After walking by a tattoo parlor along Batumi Boulevard this evening, James and I joked that we should stop in for a lasting memory of Georgia -- James suggested a "მე ♥ ბათუმი" (I ♥ Batumi) somewhere where no one else would see it..... We both decided against it! As much as we do love Georgia -- Batumi and all -- tattooing ourselves with it just wouldn't do justice to our experiences here.
At dinner tonight we talked about what we are going to miss most about Georgia when we leave. Both of us decided that, in some aspect, the people are what we will miss the most. For my part, I will certainly miss Tea the most. She has become a very close friend. But generally speaking, country-wide, I will miss the hospitality of these people.
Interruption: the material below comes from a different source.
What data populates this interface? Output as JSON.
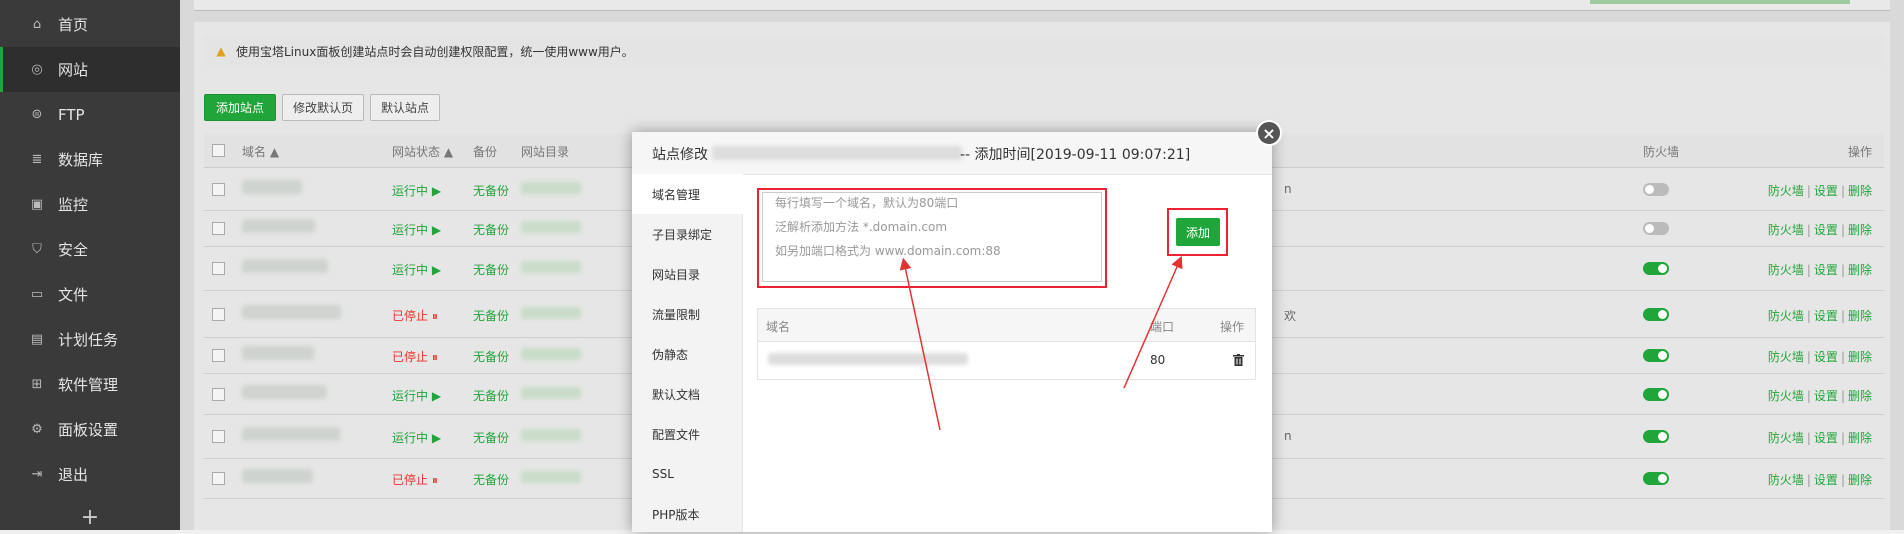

James and I are staying in a guesthouse in the city -- basically, we are sleeping in extra rooms that the family has in their home which they rent out. The family is very nice. They have made us feel welcome and at home. Although breakfast is not included in the price of the stay, they invited us to have breakfast in the mornings. Of course, we accepted the offer. We were pleasantly surprised this morning to find a table set with bread, cheese, sausages, hard-boiled eggs (dyed red for Easter), rolls, cake, jam (cherry tomato jam -- surprisingly good), and tea. The son of the proprietors is the only one who speaks English, but with mine and James' combined Georgian skills (James' more-so), we could communicate with the mother of the premises with no problem. She offered us anything we needed, and invited us to sit and watch television with her and her husband. We declined the TV-watching, but thanked her over and over for the wonderful breakfast. She confirmed with us what time we would want to eat tomorrow morning.
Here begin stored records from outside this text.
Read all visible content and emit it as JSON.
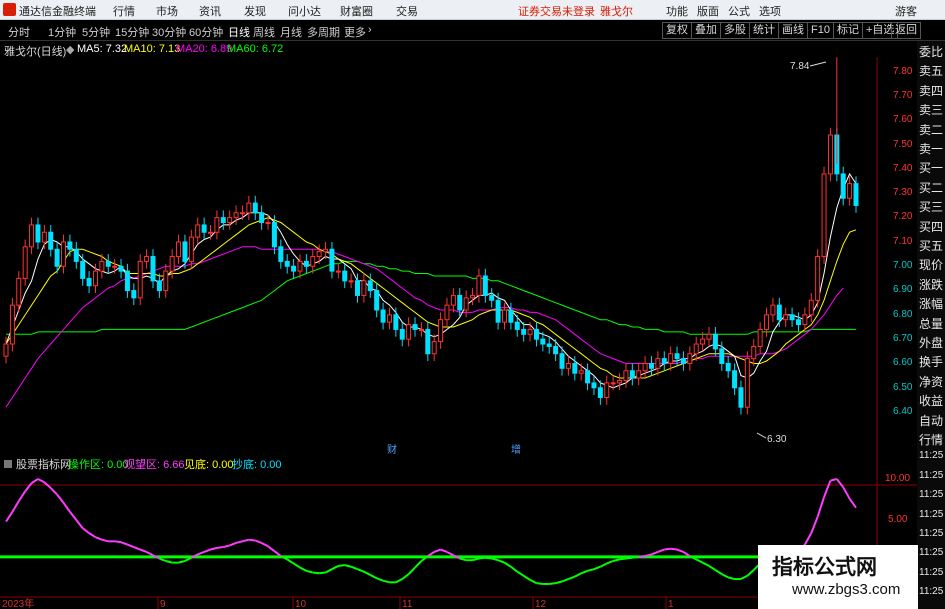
{
  "titlebar": {
    "app_name": "通达信金融终端",
    "menu": [
      "行情",
      "市场",
      "资讯",
      "发现",
      "问小达",
      "财富圈",
      "交易"
    ],
    "login_notice": "证券交易未登录",
    "stock_short": "雅戈尔",
    "right_menu": [
      "功能",
      "版面",
      "公式",
      "选项"
    ],
    "guest": "游客"
  },
  "toolbar": {
    "periods": [
      "分时",
      "1分钟",
      "5分钟",
      "15分钟",
      "30分钟",
      "60分钟",
      "日线",
      "周线",
      "月线",
      "多周期",
      "更多"
    ],
    "active_period": "日线",
    "buttons": [
      "复权",
      "叠加",
      "多股",
      "统计",
      "画线",
      "F10",
      "标记",
      "+自选",
      "返回"
    ]
  },
  "chart_header": {
    "name": "雅戈尔(日线)",
    "ma5": "MA5: 7.32",
    "ma10": "MA10: 7.13",
    "ma20": "MA20: 6.89",
    "ma60": "MA60: 6.72"
  },
  "indicator_header": {
    "name": "股票指标网",
    "op": "操作区: 0.00",
    "watch": "观望区: 6.66",
    "bottom": "见底: 0.00",
    "buy": "抄底: 0.00"
  },
  "price_axis": [
    "7.80",
    "7.70",
    "7.60",
    "7.50",
    "7.40",
    "7.30",
    "7.20",
    "7.10",
    "7.00",
    "6.90",
    "6.80",
    "6.70",
    "6.60",
    "6.50",
    "6.40"
  ],
  "ind_axis": [
    "10.00",
    "5.00"
  ],
  "annotations": {
    "high": "7.84",
    "low": "6.30"
  },
  "date_labels": [
    "2023年",
    "9",
    "10",
    "11",
    "12",
    "1"
  ],
  "event_markers": [
    "财",
    "增"
  ],
  "side_panel": [
    "委比",
    "卖五",
    "卖四",
    "卖三",
    "卖二",
    "卖一",
    "买一",
    "买二",
    "买三",
    "买四",
    "买五",
    "现价",
    "涨跌",
    "涨幅",
    "总量",
    "外盘",
    "换手",
    "净资",
    "收益",
    "自动",
    "行情",
    "11:25",
    "11:25",
    "11:25",
    "11:25",
    "11:25",
    "11:25",
    "11:25",
    "11:25"
  ],
  "watermark": {
    "title": "指标公式网",
    "url": "www.zbgs3.com"
  },
  "colors": {
    "up": "#ff3232",
    "down": "#00e0ff",
    "ma5": "#ffffff",
    "ma10": "#ffff00",
    "ma20": "#ff00ff",
    "ma60": "#00ff00",
    "ind_line": "#ff3cff",
    "ind_baseline": "#00ff00"
  },
  "chart_data": {
    "type": "candlestick",
    "title": "雅戈尔(日线)",
    "closes": [
      6.66,
      6.82,
      6.93,
      7.06,
      7.15,
      7.08,
      7.12,
      7.05,
      6.98,
      7.08,
      7.05,
      7.0,
      6.93,
      6.9,
      6.96,
      7.0,
      6.98,
      6.98,
      6.96,
      6.88,
      6.85,
      7.0,
      7.02,
      6.92,
      6.88,
      6.96,
      7.02,
      7.08,
      7.0,
      7.1,
      7.15,
      7.12,
      7.12,
      7.18,
      7.16,
      7.18,
      7.2,
      7.2,
      7.24,
      7.2,
      7.16,
      7.16,
      7.06,
      7.0,
      6.98,
      6.96,
      7.0,
      6.98,
      7.02,
      7.04,
      7.05,
      6.96,
      6.96,
      6.92,
      6.92,
      6.86,
      6.92,
      6.88,
      6.8,
      6.75,
      6.78,
      6.72,
      6.68,
      6.74,
      6.72,
      6.72,
      6.62,
      6.67,
      6.76,
      6.82,
      6.86,
      6.8,
      6.85,
      6.86,
      6.94,
      6.86,
      6.84,
      6.75,
      6.8,
      6.75,
      6.72,
      6.7,
      6.72,
      6.68,
      6.66,
      6.65,
      6.62,
      6.56,
      6.58,
      6.54,
      6.55,
      6.5,
      6.48,
      6.44,
      6.5,
      6.5,
      6.51,
      6.55,
      6.52,
      6.55,
      6.58,
      6.56,
      6.6,
      6.58,
      6.62,
      6.6,
      6.58,
      6.62,
      6.66,
      6.68,
      6.7,
      6.64,
      6.58,
      6.55,
      6.48,
      6.4,
      6.6,
      6.65,
      6.72,
      6.78,
      6.82,
      6.76,
      6.78,
      6.76,
      6.74,
      6.78,
      6.84,
      7.02,
      7.36,
      7.52,
      7.36,
      7.26,
      7.32,
      7.23
    ],
    "ma5": [
      6.66,
      6.73,
      6.8,
      6.87,
      6.92,
      7.01,
      7.07,
      7.09,
      7.08,
      7.06,
      7.06,
      7.04,
      7.01,
      6.99,
      6.97,
      6.96,
      6.95,
      6.96,
      6.98,
      6.94,
      6.93,
      6.93,
      6.94,
      6.93,
      6.91,
      6.94,
      6.96,
      6.97,
      6.99,
      7.03,
      7.07,
      7.09,
      7.1,
      7.13,
      7.15,
      7.15,
      7.17,
      7.18,
      7.2,
      7.2,
      7.2,
      7.19,
      7.16,
      7.12,
      7.07,
      7.03,
      7.0,
      6.98,
      6.99,
      7.0,
      7.02,
      7.01,
      7.01,
      6.99,
      6.97,
      6.92,
      6.92,
      6.89,
      6.88,
      6.84,
      6.82,
      6.79,
      6.75,
      6.73,
      6.73,
      6.72,
      6.7,
      6.69,
      6.7,
      6.72,
      6.74,
      6.77,
      6.82,
      6.84,
      6.86,
      6.86,
      6.87,
      6.85,
      6.84,
      6.8,
      6.77,
      6.74,
      6.74,
      6.71,
      6.7,
      6.69,
      6.67,
      6.64,
      6.61,
      6.59,
      6.57,
      6.55,
      6.53,
      6.5,
      6.49,
      6.48,
      6.49,
      6.5,
      6.52,
      6.53,
      6.54,
      6.55,
      6.56,
      6.58,
      6.59,
      6.59,
      6.6,
      6.6,
      6.62,
      6.63,
      6.65,
      6.66,
      6.65,
      6.63,
      6.61,
      6.53,
      6.52,
      6.54,
      6.59,
      6.63,
      6.71,
      6.75,
      6.78,
      6.78,
      6.77,
      6.76,
      6.78,
      6.83,
      6.95,
      7.1,
      7.22,
      7.3,
      7.36,
      7.32
    ],
    "ma10": [
      6.66,
      6.7,
      6.74,
      6.78,
      6.82,
      6.86,
      6.9,
      6.94,
      6.96,
      7.0,
      7.04,
      7.05,
      7.05,
      7.04,
      7.03,
      7.02,
      7.0,
      6.99,
      6.98,
      6.95,
      6.95,
      6.95,
      6.95,
      6.95,
      6.94,
      6.94,
      6.95,
      6.95,
      6.96,
      6.97,
      6.99,
      7.01,
      7.03,
      7.05,
      7.07,
      7.09,
      7.11,
      7.13,
      7.15,
      7.16,
      7.17,
      7.18,
      7.17,
      7.16,
      7.14,
      7.12,
      7.1,
      7.08,
      7.07,
      7.05,
      7.04,
      7.03,
      7.01,
      7.0,
      6.99,
      6.97,
      6.95,
      6.93,
      6.91,
      6.89,
      6.87,
      6.85,
      6.83,
      6.81,
      6.79,
      6.77,
      6.75,
      6.74,
      6.73,
      6.73,
      6.73,
      6.74,
      6.75,
      6.76,
      6.78,
      6.79,
      6.8,
      6.8,
      6.8,
      6.8,
      6.79,
      6.78,
      6.77,
      6.75,
      6.74,
      6.72,
      6.7,
      6.68,
      6.66,
      6.64,
      6.62,
      6.6,
      6.58,
      6.56,
      6.55,
      6.53,
      6.52,
      6.52,
      6.52,
      6.52,
      6.52,
      6.53,
      6.54,
      6.55,
      6.56,
      6.57,
      6.58,
      6.59,
      6.6,
      6.61,
      6.62,
      6.62,
      6.62,
      6.62,
      6.61,
      6.6,
      6.59,
      6.58,
      6.58,
      6.59,
      6.61,
      6.63,
      6.66,
      6.68,
      6.7,
      6.72,
      6.74,
      6.78,
      6.84,
      6.92,
      7.0,
      7.07,
      7.12,
      7.13
    ],
    "ma20": [
      6.4,
      6.44,
      6.48,
      6.52,
      6.56,
      6.6,
      6.63,
      6.66,
      6.69,
      6.72,
      6.75,
      6.78,
      6.81,
      6.83,
      6.85,
      6.87,
      6.89,
      6.9,
      6.92,
      6.93,
      6.93,
      6.94,
      6.95,
      6.96,
      6.97,
      6.98,
      6.98,
      6.98,
      6.98,
      6.99,
      6.99,
      7.0,
      7.01,
      7.02,
      7.03,
      7.04,
      7.05,
      7.06,
      7.06,
      7.06,
      7.05,
      7.05,
      7.05,
      7.05,
      7.05,
      7.05,
      7.05,
      7.05,
      7.05,
      7.05,
      7.04,
      7.04,
      7.03,
      7.02,
      7.01,
      7.0,
      6.99,
      6.98,
      6.97,
      6.95,
      6.93,
      6.91,
      6.89,
      6.87,
      6.85,
      6.84,
      6.82,
      6.81,
      6.8,
      6.8,
      6.8,
      6.79,
      6.79,
      6.79,
      6.8,
      6.8,
      6.8,
      6.81,
      6.81,
      6.81,
      6.8,
      6.8,
      6.79,
      6.79,
      6.78,
      6.77,
      6.76,
      6.74,
      6.72,
      6.7,
      6.68,
      6.66,
      6.64,
      6.62,
      6.61,
      6.6,
      6.59,
      6.58,
      6.58,
      6.58,
      6.58,
      6.58,
      6.58,
      6.58,
      6.58,
      6.58,
      6.59,
      6.59,
      6.6,
      6.6,
      6.61,
      6.61,
      6.61,
      6.61,
      6.61,
      6.61,
      6.61,
      6.61,
      6.62,
      6.62,
      6.62,
      6.63,
      6.64,
      6.66,
      6.68,
      6.7,
      6.72,
      6.75,
      6.78,
      6.82,
      6.86,
      6.89
    ],
    "ma60": [
      6.7,
      6.7,
      6.7,
      6.7,
      6.7,
      6.71,
      6.71,
      6.71,
      6.71,
      6.71,
      6.71,
      6.71,
      6.71,
      6.71,
      6.71,
      6.72,
      6.72,
      6.72,
      6.72,
      6.72,
      6.72,
      6.72,
      6.72,
      6.72,
      6.72,
      6.72,
      6.72,
      6.72,
      6.72,
      6.73,
      6.74,
      6.75,
      6.76,
      6.77,
      6.78,
      6.79,
      6.8,
      6.81,
      6.82,
      6.83,
      6.84,
      6.86,
      6.88,
      6.9,
      6.92,
      6.93,
      6.94,
      6.95,
      6.96,
      6.97,
      6.98,
      6.99,
      6.99,
      7.0,
      7.0,
      7.0,
      6.99,
      6.99,
      6.98,
      6.98,
      6.97,
      6.97,
      6.96,
      6.96,
      6.95,
      6.95,
      6.95,
      6.94,
      6.94,
      6.94,
      6.94,
      6.94,
      6.94,
      6.93,
      6.93,
      6.93,
      6.92,
      6.92,
      6.91,
      6.9,
      6.89,
      6.88,
      6.87,
      6.86,
      6.85,
      6.84,
      6.83,
      6.82,
      6.81,
      6.8,
      6.79,
      6.78,
      6.77,
      6.76,
      6.76,
      6.75,
      6.74,
      6.74,
      6.73,
      6.73,
      6.72,
      6.72,
      6.72,
      6.71,
      6.71,
      6.71,
      6.71,
      6.7,
      6.7,
      6.7,
      6.7,
      6.7,
      6.7,
      6.7,
      6.7,
      6.7,
      6.7,
      6.71,
      6.71,
      6.71,
      6.71,
      6.71,
      6.71,
      6.71,
      6.71,
      6.71,
      6.72,
      6.72,
      6.72,
      6.72,
      6.72,
      6.72,
      6.72,
      6.72
    ],
    "indicator": [
      4.8,
      6.0,
      7.3,
      8.5,
      9.5,
      10.0,
      9.6,
      8.9,
      8.1,
      7.1,
      6.0,
      5.0,
      4.0,
      3.4,
      2.9,
      2.6,
      2.4,
      2.4,
      2.3,
      2.0,
      1.7,
      1.4,
      1.1,
      0.7,
      0.3,
      0.0,
      -0.2,
      -0.2,
      0.0,
      0.4,
      0.8,
      1.1,
      1.4,
      1.6,
      1.7,
      1.9,
      2.2,
      2.4,
      2.6,
      2.5,
      2.2,
      1.8,
      1.2,
      0.6,
      0.2,
      -0.3,
      -0.8,
      -1.2,
      -1.4,
      -1.5,
      -1.4,
      -1.0,
      -0.6,
      -0.5,
      -0.7,
      -1.0,
      -1.3,
      -1.7,
      -2.1,
      -2.4,
      -2.6,
      -2.6,
      -2.2,
      -1.6,
      -0.8,
      0.0,
      0.6,
      1.1,
      1.4,
      1.1,
      0.7,
      0.3,
      0.1,
      0.1,
      0.3,
      0.4,
      0.3,
      0.1,
      -0.2,
      -0.7,
      -1.3,
      -1.8,
      -2.3,
      -2.7,
      -2.8,
      -2.8,
      -2.7,
      -2.5,
      -2.2,
      -1.9,
      -1.5,
      -1.2,
      -1.0,
      -0.7,
      -0.3,
      0.0,
      0.2,
      0.3,
      0.4,
      0.5,
      0.6,
      0.8,
      1.1,
      1.4,
      1.5,
      1.4,
      1.1,
      0.6,
      0.2,
      -0.2,
      -0.6,
      -1.1,
      -1.6,
      -2.0,
      -2.2,
      -2.2,
      -1.8,
      -1.1,
      -0.3,
      0.3,
      0.6,
      0.8,
      0.7,
      0.8,
      1.2,
      2.0,
      3.4,
      5.4,
      7.8,
      9.8,
      10.0,
      9.0,
      7.6,
      6.5
    ],
    "indicator_baseline": 0.5
  }
}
Such beautiful, genuine generosity -- with a warm smile and honest eyes. That's what I will miss most when I leave this place.
Sitting by the sea, watching the waves roll up onto the rocky shore and the dolphins roll up then under the surface, I am surrounded by beauty. Wild, untamed beauty that cannot be described -- it can only be experienced. Likewise, no words can truly express the depth of generosity of the people of this country. For all the differences that a Westerner may label a "fault" in the Georgians -- smoking, unemployment, lack of "inside-voices," lagging educational standards, unmotivated society, sub-modern medical practices -- the beauty of the culture of these people is as wild and untamed as the sea that borders their land. The rocky shore resembles the difficult past this country has had -- riddled with invasions, war, poverty. The blurred line between the sea and the sky is like their desire to be something different from what they have been...... but they are not there yet. The constant rolling tide is the deeply ingrained tradition that keeps Georgia Georgian. And here I sit, observing it all. Not quite a part of it -- close, but not quite. I can touch it. I can watch it. I can appreciate it. But it will always be something that is foreign to me. I could put on a wet-suit and tanks and mask, and swim down in the sea with the dolphins for awhile, but I won't know what it is like to be a dolphin. I may experience their world for a little while, but I won't know what it is to be one -- know its struggles, its joys, its fears, its background, its philosophy, nor its life.
That's how I feel about Georgia.
No matter how much Tea shares with me her customs and traditions, I will never fully understand them. But that doesn't mean I can't experience them. I can take in everything around me to the best of my ability and learn everything I can from everyone I meet. In this way, I will gain a broader appreciation for humanity as a whole -- and Georgians as a special part of that whole.
Yes, I ♥ Batumi.